Analysing intensification, autonomy and efficiencies of livestock production through nitrogen flows: A case study of an emblematic Amazonian territory

Global Food and Nutrition Security

 CONTEXT: Livestock farming is a major factor in the balance or disruption of bio-geochemical cycles, climate and biodiversity. The Brazilian Amazon is emblematic of these tensions between livestock production and environment. Extensive cattle production has spearheaded the territorial conquest of this region for more than 50 years, and is the main cause of deforestation. The intensification of animal production is presented as a success factor for long-term maintenance of low deforestation and a good level of production. Yet in reality there is no guarantee of this outcome, and very few studies focus on quantifying the effective intensification of the Amazonian livestock sector, and its impact on deforestation.

OBJECTIVE: The objective of our article is to characterize and discuss the evolution of livestock farming in Paragominas (Brazil). This municipality is presented as an example of sustainable agrarian transition in the Amazon. After several decades with one of the highest rates of Amazon deforestation, Paragominas reduced its annual deforestation rate tenfold between 2005 and 2012.

METRHODS: We analyse the livestock sector, using the method of territorial metabolism. The first step consisted in making an inventory of all material flows and all areas used either directly or indirectly by livestock farming. We calculate productive and environmental indicators' trends from 1990 to 2012 (intensity, production, efficiency, self-sufficiency, deforestation and N surplus).

RESULTS AND CONCLUSIONS: We observe an extensive farming system with low density (between 0.47 and 0.83 LU/ha), low production (between 0.97 and 1.48 kg N/ha/year), low efficiency, but a large degree of self-sufficiency (exceeding 95%), and very low N surplus per hectare (between 14 and 16 kg N/ha/year). Ruminants account for 98% of all Livestock Units (LU) and over 95% of animal production. The selected indicators to characterize the intensity of farming systems are divergent: indicators expressed per unit area show extensification, with a decrease in animal density, inputs per ha and a stabilization of production per ha. However, production per animal unit and livestock efficiency increase across the study period.
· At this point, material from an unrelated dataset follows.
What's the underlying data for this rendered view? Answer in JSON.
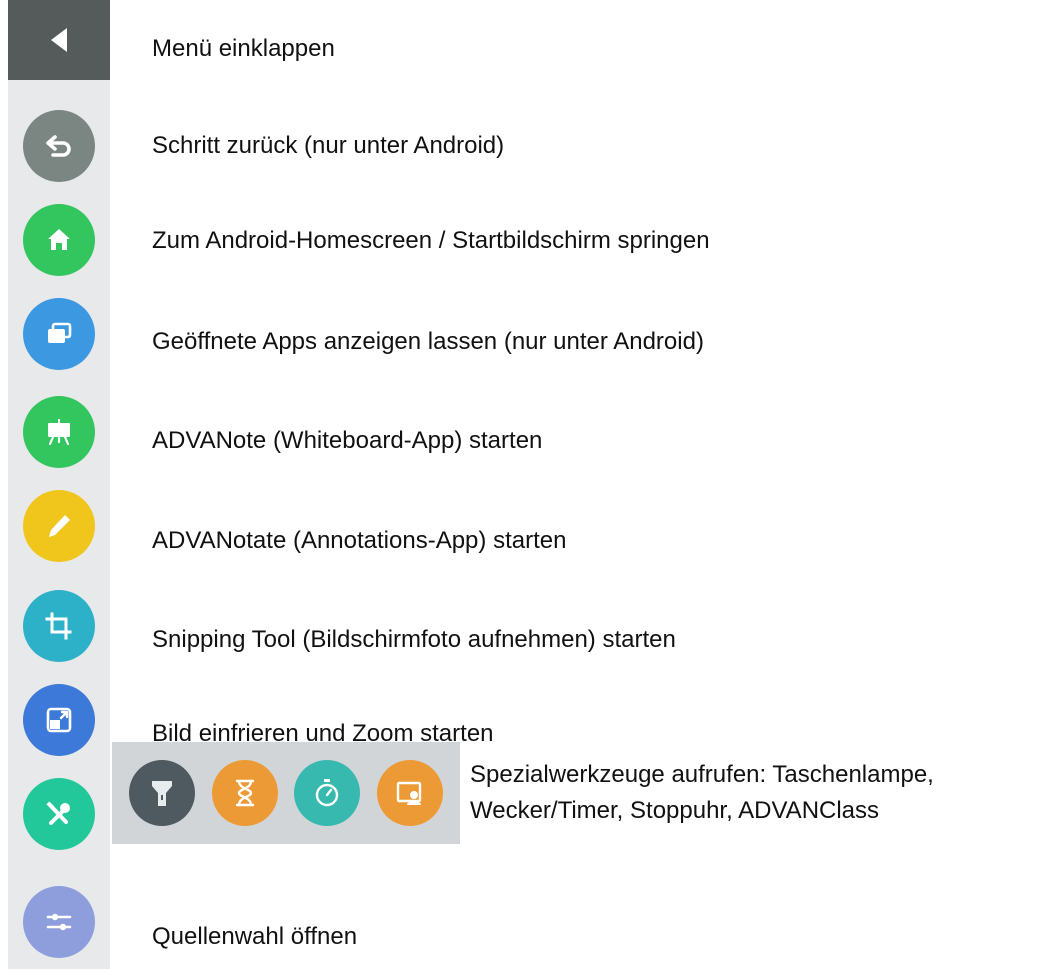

SIGNIFICANCE: The increase in animal production and efficiency was not related to the decrease in deforestation. The increased oversight of land use, along with strict policies, enabled the cessation of deforestation, but this did not result in the intensification of livestock farming for the moment. Our study shows that there is significant potential to increase livestock production and efficiency.